The oldest of Hanoi pagodas

On-line Map

Overview

Tran Quoc Pagoda is the oldest of its kind in Hanoi, dating back to the 6th century during the reign of Emperor Ly Nam De Dynasty (544 - 548). When founded the temple was named Khai Quoc (National Founding) and was sited on the shores of the Red River, outside of the Yen Phu Dyke. When confronted with the river’s encroachment, the temple was relocated in 1615 to Kim Ngu (Golden Fish) islet of Ho Tay (West Lake) where it is now situated. A small causeway links it to the mainland.

The Buddhist shrine has undergone several changes throughout the years, particularly its renaming from An Quoc (Pacification of the Realm) to Tran Quoc Protecting the Country) by Emperor Le Huy Tong in the 17th century and later to Tran Bac (Guardian of the North) as well.

The last major repair to the temple was undertaken in 1815 when the main sanctuary, reception hall and posterior hall of the dead were renovated. The stupa garden is one of the main parts of the Trấn Quốc Temple for it holds the important monk’s ashes. Most of the stupas were made in the 17th century but the tallest stupa was rebuild in 2004. The stupas are red because in Vietnamese culture red symbolizes luck and prosperity.

Panorama ©2014 NCCong

Standing at 15 metres, the main stupa is made up of eleven levels, while its surrounding buildings include an incense burning house and a museum housing historic relics. You can also see intricately carved statues dating to 1639, each of which bear unique facial feature.

Open daily, Tran Quoc Pagoda is free to enter all year long, though it gets packed with devotees during annual festivities such as Tet and Buddha’s Birthday.

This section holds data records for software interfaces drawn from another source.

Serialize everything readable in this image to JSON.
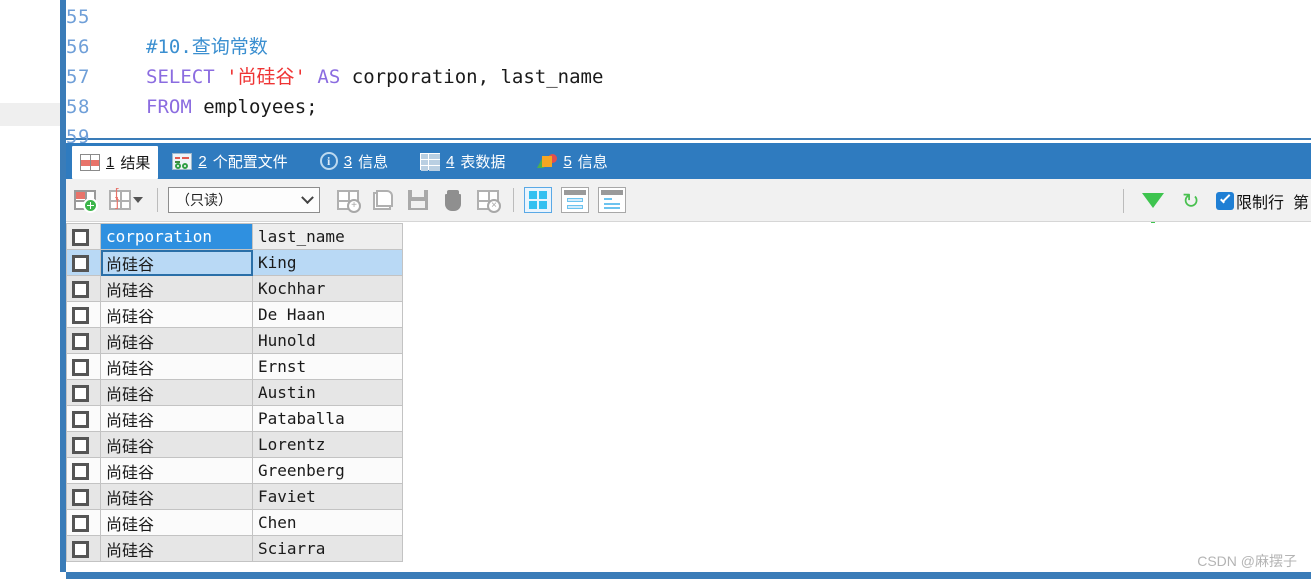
{
  "editor": {
    "lines": [
      {
        "no": "55",
        "segments": []
      },
      {
        "no": "56",
        "segments": [
          {
            "t": "#10.查询常数",
            "c": "cmt"
          }
        ]
      },
      {
        "no": "57",
        "segments": [
          {
            "t": "SELECT ",
            "c": "kw"
          },
          {
            "t": "'尚硅谷'",
            "c": "str"
          },
          {
            "t": " ",
            "c": "plain"
          },
          {
            "t": "AS",
            "c": "kw"
          },
          {
            "t": " corporation, last_name",
            "c": "plain"
          }
        ]
      },
      {
        "no": "58",
        "segments": [
          {
            "t": "FROM",
            "c": "kw"
          },
          {
            "t": " employees;",
            "c": "plain"
          }
        ]
      },
      {
        "no": "59",
        "segments": []
      }
    ]
  },
  "tabs": [
    {
      "num": "1",
      "label": "结果",
      "icon": "results-grid-icon",
      "active": true
    },
    {
      "num": "2",
      "label": "个配置文件",
      "icon": "profile-icon",
      "active": false
    },
    {
      "num": "3",
      "label": "信息",
      "icon": "info-circle-icon",
      "active": false
    },
    {
      "num": "4",
      "label": "表数据",
      "icon": "table-data-icon",
      "active": false
    },
    {
      "num": "5",
      "label": "信息",
      "icon": "pie-chart-icon",
      "active": false
    }
  ],
  "toolbar": {
    "mode_select_value": "（只读）",
    "limit_rows_label": "限制行",
    "limit_rows_checked": true,
    "limit_rows_cut_text": "第",
    "buttons": {
      "insert_row": "插入行",
      "edit_cell": "编辑单元格",
      "apply_changes": "应用更改",
      "revert": "撤销",
      "save_changes": "保存更改",
      "delete_row": "删除行",
      "cancel_changes": "取消更改",
      "view_grid": "网格视图",
      "view_form": "表单视图",
      "view_field": "字段视图",
      "filter": "筛选",
      "refresh": "刷新"
    }
  },
  "grid": {
    "columns": [
      "corporation",
      "last_name"
    ],
    "selected_column": "corporation",
    "selected_row_index": 0,
    "rows": [
      [
        "尚硅谷",
        "King"
      ],
      [
        "尚硅谷",
        "Kochhar"
      ],
      [
        "尚硅谷",
        "De Haan"
      ],
      [
        "尚硅谷",
        "Hunold"
      ],
      [
        "尚硅谷",
        "Ernst"
      ],
      [
        "尚硅谷",
        "Austin"
      ],
      [
        "尚硅谷",
        "Pataballa"
      ],
      [
        "尚硅谷",
        "Lorentz"
      ],
      [
        "尚硅谷",
        "Greenberg"
      ],
      [
        "尚硅谷",
        "Faviet"
      ],
      [
        "尚硅谷",
        "Chen"
      ],
      [
        "尚硅谷",
        "Sciarra"
      ]
    ]
  },
  "watermark": "CSDN @麻摆子",
  "colors": {
    "tabbar_blue": "#2f7bbf",
    "rail_blue": "#3a7cb8",
    "header_selected": "#2f90e0",
    "row_selected": "#b9d9f5",
    "string_red": "#ef3434",
    "keyword_purple": "#8b6ce0",
    "comment_blue": "#3b8fd0"
  }
}
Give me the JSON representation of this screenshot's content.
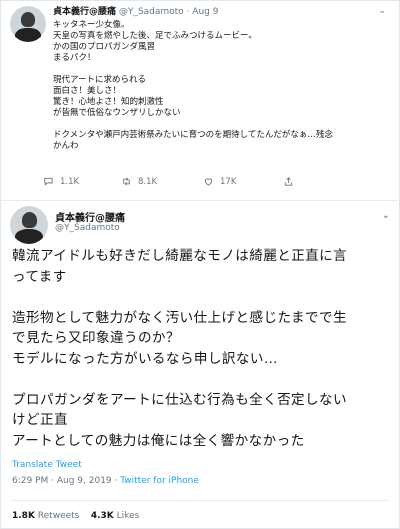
{
  "tweet1": {
    "name": "貞本義行@腰痛",
    "handle": "@Y_Sadamoto",
    "dot": "·",
    "date": "Aug 9",
    "lines": [
      "キッタネー少女像。",
      "天皇の写真を燃やした後、足でふみつけるムービー。",
      "かの国のプロパガンダ風習",
      "まるパク！",
      "",
      "現代アートに求められる",
      "面白さ！美しさ！",
      "驚き！心地よさ！知的刺激性",
      "が皆無で低俗なウンザリしかない",
      "",
      "ドクメンタや瀬戸内芸術祭みたいに育つのを期待してたんだがなぁ…残念",
      "かんわ"
    ],
    "replies": "1.1K",
    "retweets": "8.1K",
    "likes": "17K"
  },
  "tweet2": {
    "name": "貞本義行@腰痛",
    "handle": "@Y_Sadamoto",
    "lines": [
      "韓流アイドルも好きだし綺麗なモノは綺麗と正直に言",
      "ってます",
      "",
      "造形物として魅力がなく汚い仕上げと感じたまでで生",
      "で見たら又印象違うのか？",
      "モデルになった方がいるなら申し訳ない…",
      "",
      "プロパガンダをアートに仕込む行為も全く否定しない",
      "けど正直",
      "アートとしての魅力は俺には全く響かなかった"
    ],
    "translate": "Translate Tweet",
    "time": "6:29 PM",
    "date": "Aug 9, 2019",
    "source": "Twitter for iPhone",
    "retweets_count": "1.8K",
    "retweets_label": "Retweets",
    "likes_count": "4.3K",
    "likes_label": "Likes"
  },
  "icons": {
    "caret": "chevron-down-icon",
    "reply": "reply-icon",
    "retweet": "retweet-icon",
    "like": "heart-icon"
  },
  "colors": {
    "link": "#1da1f2",
    "muted": "#657786",
    "text": "#14171a"
  }
}
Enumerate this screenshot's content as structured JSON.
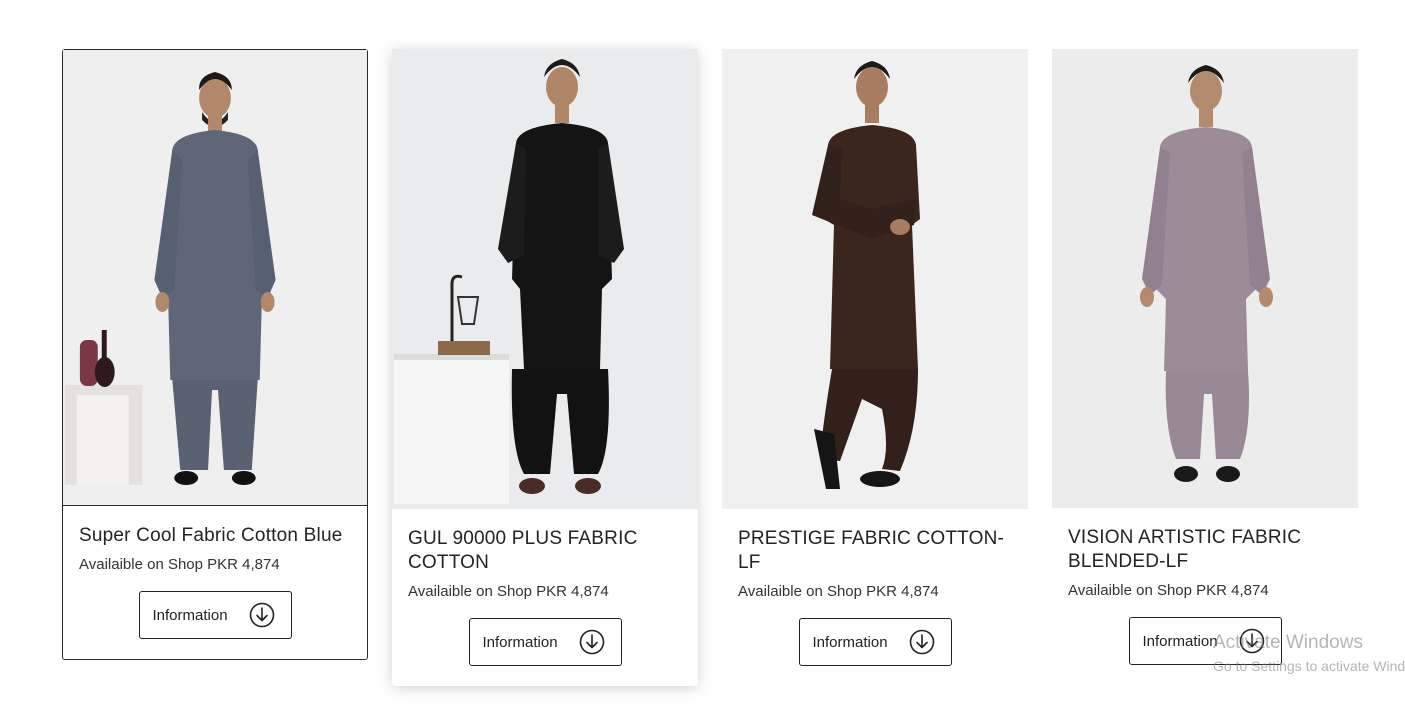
{
  "products": [
    {
      "title": "Super Cool Fabric Cotton Blue",
      "availability": "Availaible on Shop PKR 4,874",
      "button_label": "Information",
      "outfit_color": "#5e6677",
      "prop": "vases"
    },
    {
      "title": "GUL 90000 PLUS FABRIC COTTON",
      "availability": "Availaible on Shop PKR 4,874",
      "button_label": "Information",
      "outfit_color": "#151515",
      "prop": "lamp"
    },
    {
      "title": "PRESTIGE FABRIC COTTON-LF",
      "availability": "Availaible on Shop PKR 4,874",
      "button_label": "Information",
      "outfit_color": "#3a261c",
      "prop": "none"
    },
    {
      "title": "VISION ARTISTIC FABRIC BLENDED-LF",
      "availability": "Availaible on Shop PKR 4,874",
      "button_label": "Information",
      "outfit_color": "#9d8c98",
      "prop": "none"
    }
  ],
  "icons": {
    "download": "download-circle-icon"
  },
  "watermark": {
    "line1": "Activate Windows",
    "line2": "Go to Settings to activate Windows."
  }
}
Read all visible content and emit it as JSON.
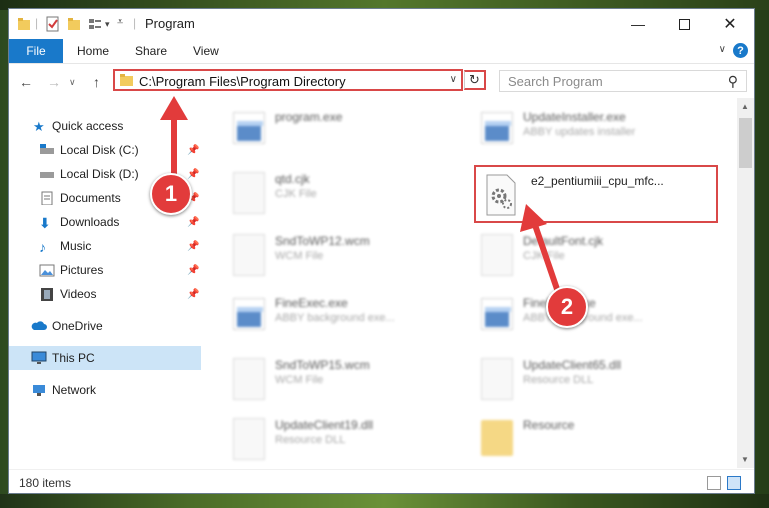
{
  "window": {
    "title": "Program"
  },
  "ribbon": {
    "file": "File",
    "tabs": [
      "Home",
      "Share",
      "View"
    ],
    "help": "?"
  },
  "address": {
    "path": "C:\\Program Files\\Program Directory",
    "search_placeholder": "Search Program"
  },
  "nav": {
    "items": [
      {
        "label": "Quick access",
        "icon": "star-icon"
      },
      {
        "label": "Local Disk (C:)",
        "icon": "drive-icon"
      },
      {
        "label": "Local Disk (D:)",
        "icon": "drive-icon"
      },
      {
        "label": "Documents",
        "icon": "documents-icon"
      },
      {
        "label": "Downloads",
        "icon": "downloads-icon"
      },
      {
        "label": "Music",
        "icon": "music-icon"
      },
      {
        "label": "Pictures",
        "icon": "pictures-icon"
      },
      {
        "label": "Videos",
        "icon": "videos-icon"
      },
      {
        "label": "OneDrive",
        "icon": "cloud-icon"
      },
      {
        "label": "This PC",
        "icon": "computer-icon"
      },
      {
        "label": "Network",
        "icon": "network-icon"
      }
    ]
  },
  "files": [
    {
      "name": "program.exe",
      "type": "",
      "icon": "exe-icon"
    },
    {
      "name": "UpdateInstaller.exe",
      "type": "ABBY updates installer",
      "icon": "exe-icon"
    },
    {
      "name": "qtd.cjk",
      "type": "CJK File",
      "icon": "document-icon"
    },
    {
      "name": "e2_pentiumiii_cpu_mfc...",
      "type": "",
      "icon": "gear-file-icon"
    },
    {
      "name": "SndToWP12.wcm",
      "type": "WCM File",
      "icon": "document-icon"
    },
    {
      "name": "DefaultFont.cjk",
      "type": "CJK File",
      "icon": "document-icon"
    },
    {
      "name": "FineExec.exe",
      "type": "ABBY background exe...",
      "icon": "exe-icon"
    },
    {
      "name": "FineExec.exe",
      "type": "ABBY background exe...",
      "icon": "exe-icon"
    },
    {
      "name": "SndToWP15.wcm",
      "type": "WCM File",
      "icon": "document-icon"
    },
    {
      "name": "UpdateClient65.dll",
      "type": "Resource DLL",
      "icon": "gear-file-icon"
    },
    {
      "name": "UpdateClient19.dll",
      "type": "Resource DLL",
      "icon": "gear-file-icon"
    },
    {
      "name": "Resource",
      "type": "",
      "icon": "folder-icon"
    }
  ],
  "status": {
    "count": "180 items"
  },
  "annotations": {
    "badge1": "1",
    "badge2": "2"
  },
  "colors": {
    "accent": "#1979ca",
    "annotation": "#e23b3b",
    "selection": "#cce4f7"
  }
}
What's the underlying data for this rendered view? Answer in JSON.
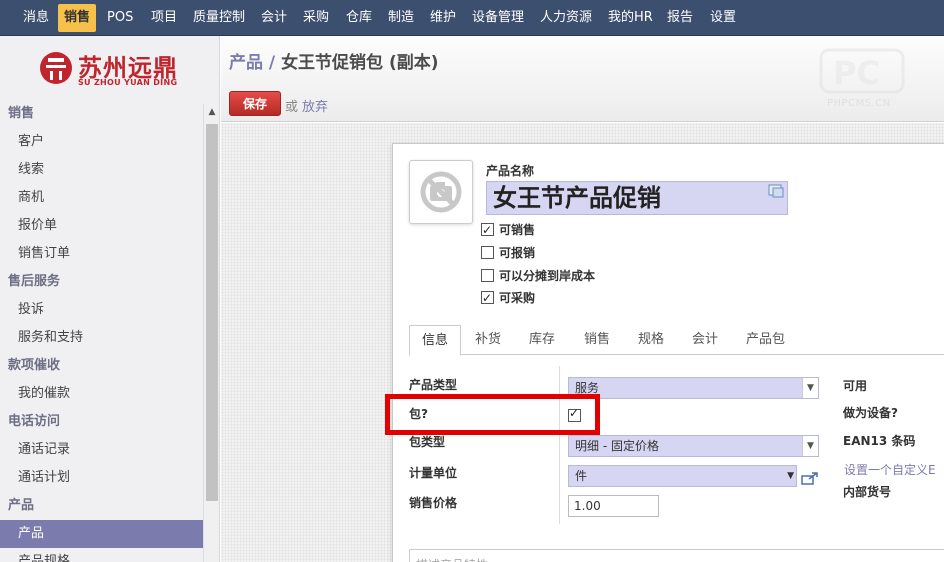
{
  "top_menu": [
    "消息",
    "销售",
    "POS",
    "项目",
    "质量控制",
    "会计",
    "采购",
    "仓库",
    "制造",
    "维护",
    "设备管理",
    "人力资源",
    "我的HR",
    "报告",
    "设置"
  ],
  "active_menu": "销售",
  "logo": {
    "cn": "苏州远鼎",
    "en": "SU ZHOU YUAN DING"
  },
  "sidebar": {
    "sections": [
      {
        "title": "销售",
        "items": [
          "客户",
          "线索",
          "商机",
          "报价单",
          "销售订单"
        ]
      },
      {
        "title": "售后服务",
        "items": [
          "投诉",
          "服务和支持"
        ]
      },
      {
        "title": "款项催收",
        "items": [
          "我的催款"
        ]
      },
      {
        "title": "电话访问",
        "items": [
          "通话记录",
          "通话计划"
        ]
      },
      {
        "title": "产品",
        "items": [
          "产品",
          "产品规格"
        ]
      }
    ],
    "active_item": "产品"
  },
  "header": {
    "breadcrumb_parent": "产品",
    "breadcrumb_sep": "/",
    "breadcrumb_current": "女王节促销包 (副本)",
    "save_label": "保存",
    "or_label": "或",
    "discard_label": "放弃",
    "watermark": "PHPCMS.CN"
  },
  "form": {
    "name_label": "产品名称",
    "name_value": "女王节产品促销",
    "checkboxes": [
      {
        "label": "可销售",
        "checked": true
      },
      {
        "label": "可报销",
        "checked": false
      },
      {
        "label": "可以分摊到岸成本",
        "checked": false
      },
      {
        "label": "可采购",
        "checked": true
      }
    ],
    "tabs": [
      "信息",
      "补货",
      "库存",
      "销售",
      "规格",
      "会计",
      "产品包"
    ],
    "active_tab": "信息",
    "fields": {
      "product_type_label": "产品类型",
      "product_type_value": "服务",
      "package_label": "包?",
      "package_checked": true,
      "package_type_label": "包类型",
      "package_type_value": "明细 - 固定价格",
      "uom_label": "计量单位",
      "uom_value": "件",
      "price_label": "销售价格",
      "price_value": "1.00"
    },
    "right_column": {
      "available_label": "可用",
      "as_device_label": "做为设备?",
      "ean13_label": "EAN13 条码",
      "custom_link": "设置一个自定义E",
      "internal_ref_label": "内部货号"
    },
    "description_placeholder": "描述产品特性..."
  }
}
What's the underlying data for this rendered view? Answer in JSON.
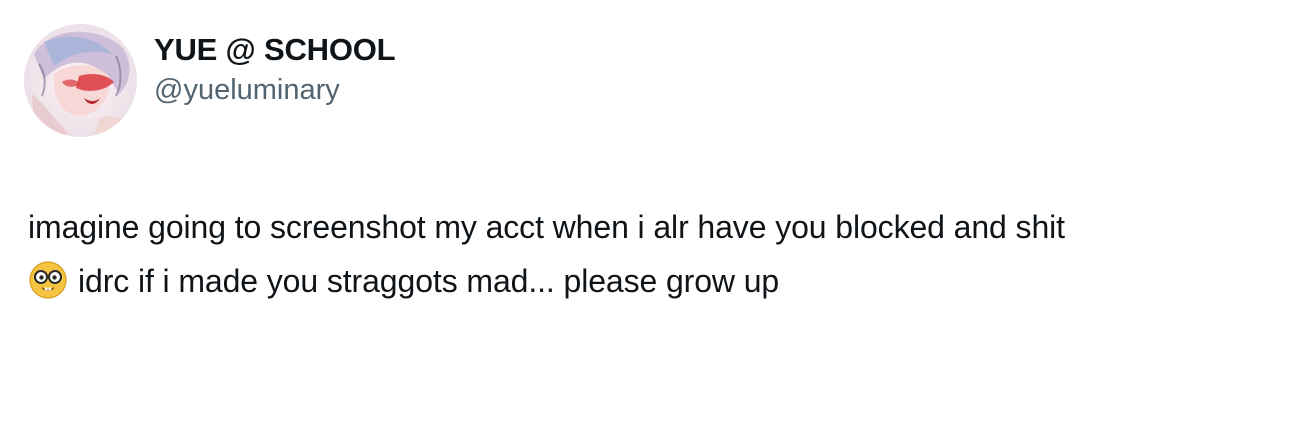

As it’s a place of worship, visitors are advised to dress conservatively out of respect for the monks and locals.

Nearest Relics

Tourist Information

  • Opening Hours: Daily 07h30 – 18h00
  • Location: Thanh Nien Road, Yen Phu Ward, Tay Ho District, Ha Noi City

Text & Photo (c) Đông Tỉnh NCCong